Don’t give them anything to eat or drink
You may not know what they’ve taken, so don’t feed them as you don’t know what effect that could have. It’s never a good idea to give them a stimulant, like coffee. This will just add another drug to their system and put more stress on their body.
Don’t put them under a shower
Despite what we see in the movies, putting someone under a shower is never a good idea, for several reasons.
Moving someone can be dangerous and the sudden change in temperature could send them into shock.
Don’t let them sleep
Don’t allow them to sleep. Try to keep them awake as long as possible.
Don’t encourage the person to throw up
Don’t encourage them to throw up. There’s a chance they could choke on their vomit.
Don’t leave the person alone
Don’t leave them alone except to call emergency services. If you must leave to get help, make sure they’re in the recovery position.
If the person is conscious, try to find out what they took and how much. This could help staff at the hospital know how to help.

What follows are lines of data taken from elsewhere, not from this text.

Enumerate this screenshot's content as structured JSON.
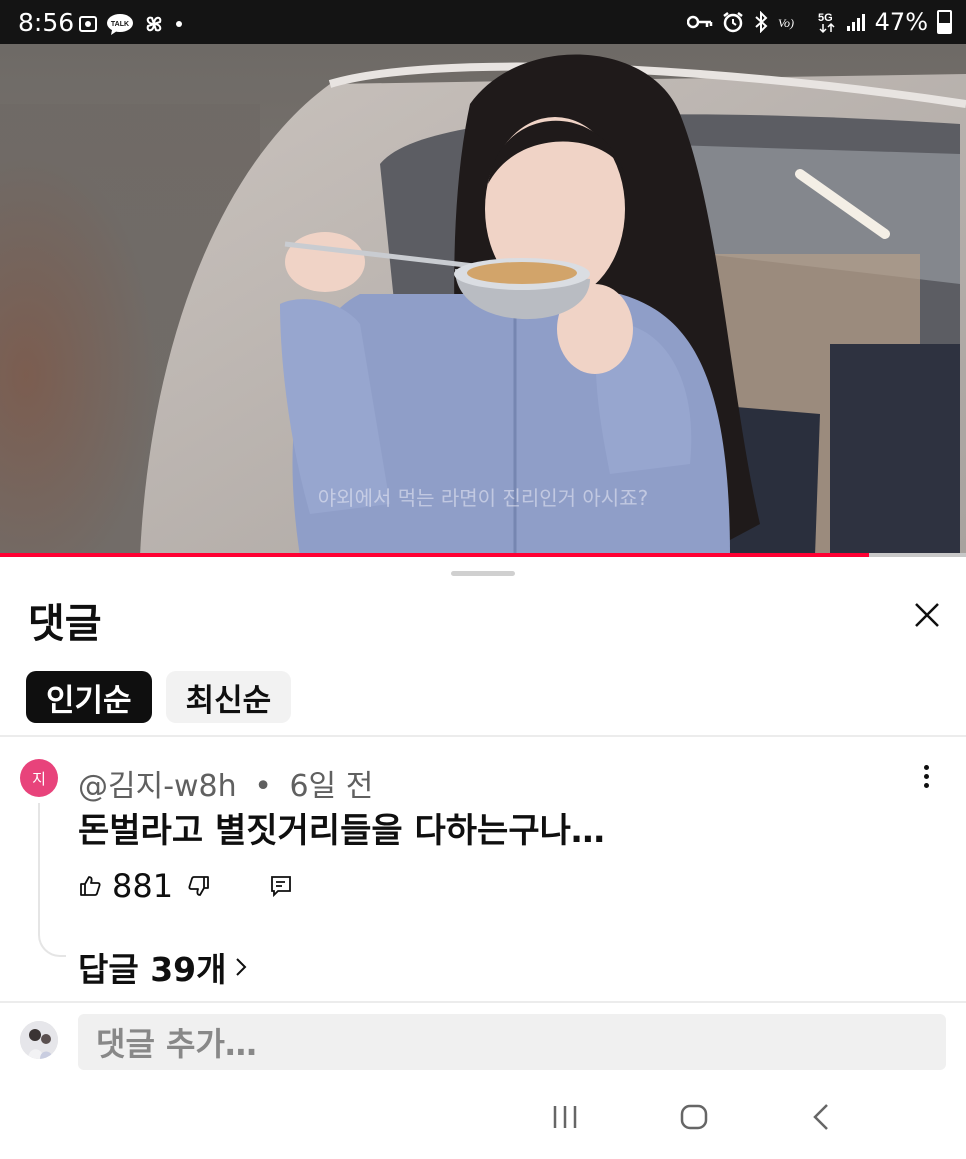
{
  "status_bar": {
    "time": "8:56",
    "left_icons": [
      "screen-record-icon",
      "kakaotalk-icon",
      "message-bubble-icon",
      "pinwheel-icon"
    ],
    "talk_label": "TALK",
    "right_icons": [
      "vpn-key-icon",
      "alarm-icon",
      "bluetooth-icon",
      "volte-icon",
      "5g-icon",
      "signal-icon"
    ],
    "volte_label": "Vo)",
    "network_label": "5G",
    "battery": "47%"
  },
  "video": {
    "subtitle": "야외에서 먹는 라면이 진리인거 아시죠?",
    "progress": 0.9
  },
  "comments_sheet": {
    "title": "댓글",
    "filters": [
      {
        "label": "인기순",
        "active": true
      },
      {
        "label": "최신순",
        "active": false
      }
    ],
    "comment": {
      "avatar_letter": "지",
      "avatar_color": "#e8437b",
      "author": "@김지-w8h",
      "separator": "•",
      "time": "6일 전",
      "text": "돈벌라고 별짓거리들을 다하는구나…",
      "likes": "881",
      "replies_label": "답글 39개"
    },
    "add_comment_placeholder": "댓글 추가…"
  },
  "colors": {
    "accent": "#ff0033",
    "chip_active_bg": "#0f0f0f",
    "chip_inactive_bg": "#f2f2f2"
  }
}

The first stage of response would be assessing the person and situation using the best of your knowledge. The person may have bluish lips or extremities due to lack of oxygen. Also look for traces or physical evidence of the substance that was ingested, as this will help you quickly determine what to do next. Please note that this is simply a visual identification method to assist with your next course of action—do not pick up or touch any substances you see because there are potential dangers with certain substances. There are classes of drugs so potent (such as carfentanil and methamphetamines) that are so toxic, even minimal physical contact could pose danger. If there is nothing present or visually clear to you what was taken, there are still ways to help.

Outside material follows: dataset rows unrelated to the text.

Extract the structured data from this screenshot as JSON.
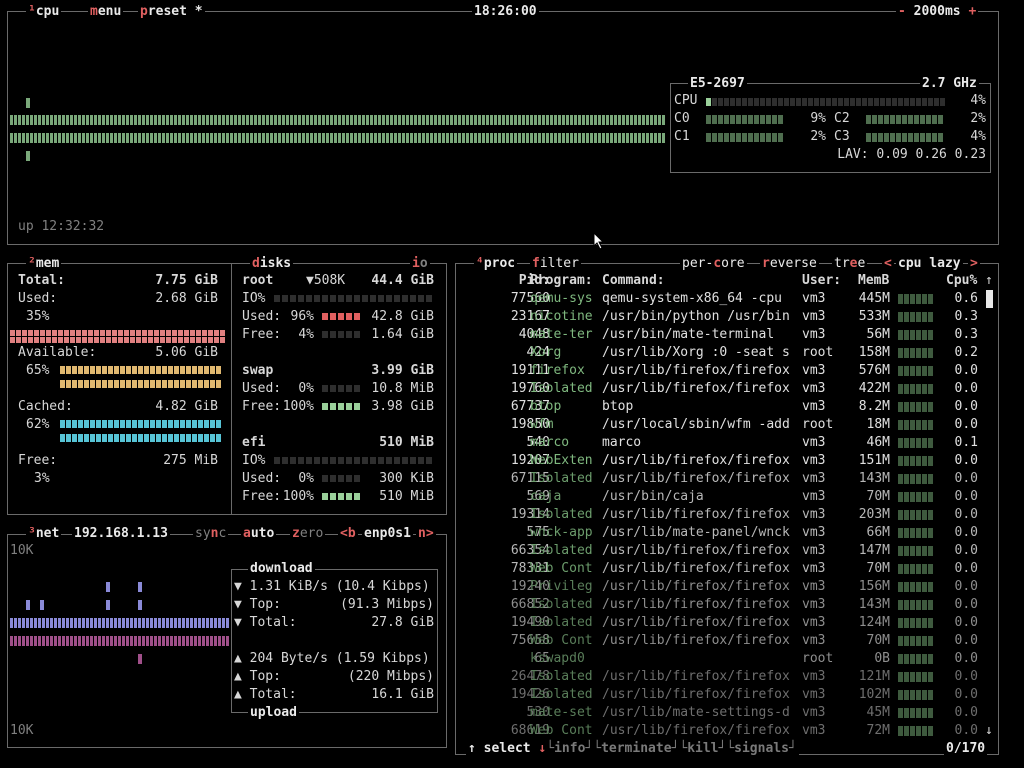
{
  "cpu_box": {
    "hk": "¹",
    "title": "cpu",
    "menu": "menu",
    "preset": "preset",
    "preset_mark": "*",
    "clock": "18:26:00",
    "minus": "-",
    "interval": "2000ms",
    "plus": "+",
    "uptime": "up 12:32:32",
    "model": "E5-2697",
    "freq": "2.7 GHz",
    "cpu_label": "CPU",
    "cpu_pct": "4%",
    "cores": [
      {
        "name": "C0",
        "pct": "9%"
      },
      {
        "name": "C1",
        "pct": "2%"
      },
      {
        "name": "C2",
        "pct": "2%"
      },
      {
        "name": "C3",
        "pct": "4%"
      }
    ],
    "lav": "LAV: 0.09 0.26 0.23"
  },
  "mem_box": {
    "hk": "²",
    "title": "mem",
    "total_label": "Total:",
    "total": "7.75 GiB",
    "used_label": "Used:",
    "used": "2.68 GiB",
    "used_pct": "35%",
    "available_label": "Available:",
    "available": "5.06 GiB",
    "available_pct": "65%",
    "cached_label": "Cached:",
    "cached": "4.82 GiB",
    "cached_pct": "62%",
    "free_label": "Free:",
    "free": "275 MiB",
    "free_pct": "3%",
    "colors": {
      "used": "#e08080",
      "available": "#e0b870",
      "cached": "#57c4d6"
    }
  },
  "disks_box": {
    "title": "disks",
    "io_label": "io",
    "disks": [
      {
        "name": "root",
        "speed": "▼508K",
        "size": "44.4 GiB",
        "io": "IO%",
        "used_label": "Used:",
        "used_pct": "96%",
        "used": "42.8 GiB",
        "free_label": "Free:",
        "free_pct": "4%",
        "free": "1.64 GiB"
      },
      {
        "name": "swap",
        "size": "3.99 GiB",
        "used_label": "Used:",
        "used_pct": "0%",
        "used": "10.8 MiB",
        "free_label": "Free:",
        "free_pct": "100%",
        "free": "3.98 GiB"
      },
      {
        "name": "efi",
        "size": "510 MiB",
        "io": "IO%",
        "used_label": "Used:",
        "used_pct": "0%",
        "used": "300 KiB",
        "free_label": "Free:",
        "free_pct": "100%",
        "free": "510 MiB"
      }
    ]
  },
  "net_box": {
    "hk": "³",
    "title": "net",
    "ip": "192.168.1.13",
    "sync": "sync",
    "auto": "auto",
    "zero": "zero",
    "prev": "<b",
    "iface": "enp0s1",
    "next": "n>",
    "scale_top": "10K",
    "scale_bottom": "10K",
    "download_title": "download",
    "upload_title": "upload",
    "down": {
      "rate": "1.31 KiB/s",
      "rate_bits": "(10.4 Kibps)",
      "top_label": "Top:",
      "top": "(91.3 Mibps)",
      "total_label": "Total:",
      "total": "27.8 GiB"
    },
    "up": {
      "rate": "204 Byte/s",
      "rate_bits": "(1.59 Kibps)",
      "top_label": "Top:",
      "top": "(220 Mibps)",
      "total_label": "Total:",
      "total": "16.1 GiB"
    }
  },
  "proc_box": {
    "hk": "⁴",
    "title": "proc",
    "filter": "filter",
    "per_core": "per-core",
    "reverse": "reverse",
    "tree": "tree",
    "sort_left": "<",
    "sort": "cpu lazy",
    "sort_right": ">",
    "headers": {
      "pid": "Pid:",
      "program": "Program:",
      "command": "Command:",
      "user": "User:",
      "mem": "MemB",
      "cpu": "Cpu%"
    },
    "rows": [
      {
        "pid": "77560",
        "program": "qemu-sys",
        "command": "qemu-system-x86_64 -cpu",
        "user": "vm3",
        "mem": "445M",
        "cpu": "0.6"
      },
      {
        "pid": "23167",
        "program": "nicotine",
        "command": "/usr/bin/python /usr/bin",
        "user": "vm3",
        "mem": "533M",
        "cpu": "0.3"
      },
      {
        "pid": "4048",
        "program": "mate-ter",
        "command": "/usr/bin/mate-terminal",
        "user": "vm3",
        "mem": "56M",
        "cpu": "0.3"
      },
      {
        "pid": "424",
        "program": "Xorg",
        "command": "/usr/lib/Xorg :0 -seat s",
        "user": "root",
        "mem": "158M",
        "cpu": "0.2"
      },
      {
        "pid": "19111",
        "program": "firefox",
        "command": "/usr/lib/firefox/firefox",
        "user": "vm3",
        "mem": "576M",
        "cpu": "0.0"
      },
      {
        "pid": "19760",
        "program": "Isolated",
        "command": "/usr/lib/firefox/firefox",
        "user": "vm3",
        "mem": "422M",
        "cpu": "0.0"
      },
      {
        "pid": "67737",
        "program": "btop",
        "command": "btop",
        "user": "vm3",
        "mem": "8.2M",
        "cpu": "0.0"
      },
      {
        "pid": "19850",
        "program": "wfm",
        "command": "/usr/local/sbin/wfm -add",
        "user": "root",
        "mem": "18M",
        "cpu": "0.0"
      },
      {
        "pid": "540",
        "program": "marco",
        "command": "marco",
        "user": "vm3",
        "mem": "46M",
        "cpu": "0.1"
      },
      {
        "pid": "19207",
        "program": "WebExten",
        "command": "/usr/lib/firefox/firefox",
        "user": "vm3",
        "mem": "151M",
        "cpu": "0.0"
      },
      {
        "pid": "67115",
        "program": "Isolated",
        "command": "/usr/lib/firefox/firefox",
        "user": "vm3",
        "mem": "143M",
        "cpu": "0.0"
      },
      {
        "pid": "569",
        "program": "caja",
        "command": "/usr/bin/caja",
        "user": "vm3",
        "mem": "70M",
        "cpu": "0.0"
      },
      {
        "pid": "19314",
        "program": "Isolated",
        "command": "/usr/lib/firefox/firefox",
        "user": "vm3",
        "mem": "203M",
        "cpu": "0.0"
      },
      {
        "pid": "575",
        "program": "wnck-app",
        "command": "/usr/lib/mate-panel/wnck",
        "user": "vm3",
        "mem": "66M",
        "cpu": "0.0"
      },
      {
        "pid": "66354",
        "program": "Isolated",
        "command": "/usr/lib/firefox/firefox",
        "user": "vm3",
        "mem": "147M",
        "cpu": "0.0"
      },
      {
        "pid": "78331",
        "program": "Web Cont",
        "command": "/usr/lib/firefox/firefox",
        "user": "vm3",
        "mem": "70M",
        "cpu": "0.0"
      },
      {
        "pid": "19240",
        "program": "Privileg",
        "command": "/usr/lib/firefox/firefox",
        "user": "vm3",
        "mem": "156M",
        "cpu": "0.0"
      },
      {
        "pid": "66852",
        "program": "Isolated",
        "command": "/usr/lib/firefox/firefox",
        "user": "vm3",
        "mem": "143M",
        "cpu": "0.0"
      },
      {
        "pid": "19490",
        "program": "Isolated",
        "command": "/usr/lib/firefox/firefox",
        "user": "vm3",
        "mem": "124M",
        "cpu": "0.0"
      },
      {
        "pid": "75658",
        "program": "Web Cont",
        "command": "/usr/lib/firefox/firefox",
        "user": "vm3",
        "mem": "70M",
        "cpu": "0.0"
      },
      {
        "pid": "65",
        "program": "kswapd0",
        "command": "",
        "user": "root",
        "mem": "0B",
        "cpu": "0.0"
      },
      {
        "pid": "26478",
        "program": "Isolated",
        "command": "/usr/lib/firefox/firefox",
        "user": "vm3",
        "mem": "121M",
        "cpu": "0.0"
      },
      {
        "pid": "19426",
        "program": "Isolated",
        "command": "/usr/lib/firefox/firefox",
        "user": "vm3",
        "mem": "102M",
        "cpu": "0.0"
      },
      {
        "pid": "530",
        "program": "mate-set",
        "command": "/usr/lib/mate-settings-d",
        "user": "vm3",
        "mem": "45M",
        "cpu": "0.0"
      },
      {
        "pid": "68619",
        "program": "Web Cont",
        "command": "/usr/lib/firefox/firefox",
        "user": "vm3",
        "mem": "72M",
        "cpu": "0.0"
      }
    ],
    "footer": {
      "up": "↑",
      "select": "select",
      "down": "↓",
      "info": "info",
      "terminate": "terminate",
      "kill": "kill",
      "signals": "signals",
      "count": "0/170"
    },
    "scroll_up": "↑",
    "scroll_down": "↓"
  }
}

Verbal Stimuli and Physical Response
Determine if the person is conscious or capable of hearing you/registering their name being said, or by tapping their arm to see if they become alert. Their level of responsiveness can help you know their physical state.

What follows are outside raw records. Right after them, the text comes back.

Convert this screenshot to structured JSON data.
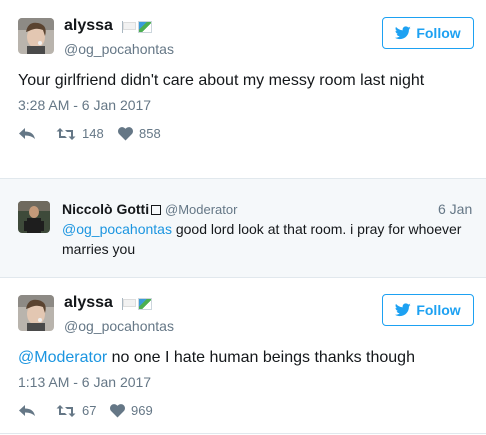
{
  "tweet1": {
    "name": "alyssa",
    "handle": "@og_pocahontas",
    "follow_label": "Follow",
    "text": "Your girlfriend didn't care about my messy room last night",
    "timestamp": "3:28 AM - 6 Jan 2017",
    "retweets": "148",
    "likes": "858"
  },
  "reply": {
    "name": "Niccolò Gotti",
    "handle": "@Moderator",
    "date": "6 Jan",
    "mention": "@og_pocahontas",
    "text_line1": " good lord look at that room. i pray for whoever",
    "text_line2": "marries you"
  },
  "tweet2": {
    "name": "alyssa",
    "handle": "@og_pocahontas",
    "follow_label": "Follow",
    "mention": "@Moderator",
    "text": " no one I hate human beings thanks though",
    "timestamp": "1:13 AM - 6 Jan 2017",
    "retweets": "67",
    "likes": "969"
  },
  "colors": {
    "accent": "#1da1f2",
    "mention": "#1b95e0",
    "muted": "#657786",
    "reply_bg": "#f5f8fa"
  },
  "icons": [
    "bird-icon",
    "reply-icon",
    "retweet-icon",
    "heart-icon",
    "white-flag-icon",
    "rainbow-flag-icon"
  ]
}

If someone doesn’t respond to saying their name or physically trying to wake them, the next step may be the sternum rub. The way you do this is to apply your knuckles (in a closed fist) to the centre of the person’s chest (right into the sternum where their ribs meet). If they are awoken by the sternum rub, try to get them to focus and speak to assess their current state.
Please keep in mind that this isn’t a way to get someone out of an overdose; it’s just to determine if someone is just in a “hard nod” (very high), or that they might be potentially entering an overdose/are in an overdose.
are acting strangely and doing stuff they wouldn't normally do
are falling over or running into things, or can't walk straight
have passed out.
What should I do?
Stay with them
Don't put them in a taxi by themselves.
Stop the booze and start the food. Give them a non-alcohol drink.
Taking them to get something to eat can be a good way of slowing down their drinking without it seeming like you’re trying to tell them what to do.
If your friend wants to lie down, make sure they're on their side, with something behind their back to prevent them from rolling over on to their back or stomach. It’s important to do this because if they vomit while lying on their back they can choke.
Get them home safely
Try to make sure your friend makes it home okay, even if it means having them stay over at your place for the night.
If your friend loses consciousness and can't be woken, or you are worried about them, call 000 tell the operator what has happened and ask for an ambulance. The operator will help you know what to do
How do I know if my friend is in trouble?
Sometimes being drunk is relatively harmless and just results in a hangover the next day. However, excessive drinking can cause alcohol poisoning, which can potentially cause your friend some serious damage. The following are signs of alcohol poisoning:
mental confusion, passing out or coma
slow or irregular breathing
low body temperature, paleness and blue skin.
Call 000 if your friend is experiencing any of these symptoms.
If you're worried about your friend or annoyed that they ruined your night, say something to them another time – there's nothing to be gained by arguing with them while they're drunk.
When it’s a regular thing
If you’re worried about your friend’s drinking, or if they get seriously drunk on a regular basis, you might want to talk to them about it sometime when you’re both feeling a bit better.
You can ask your Crew to help you speak with them.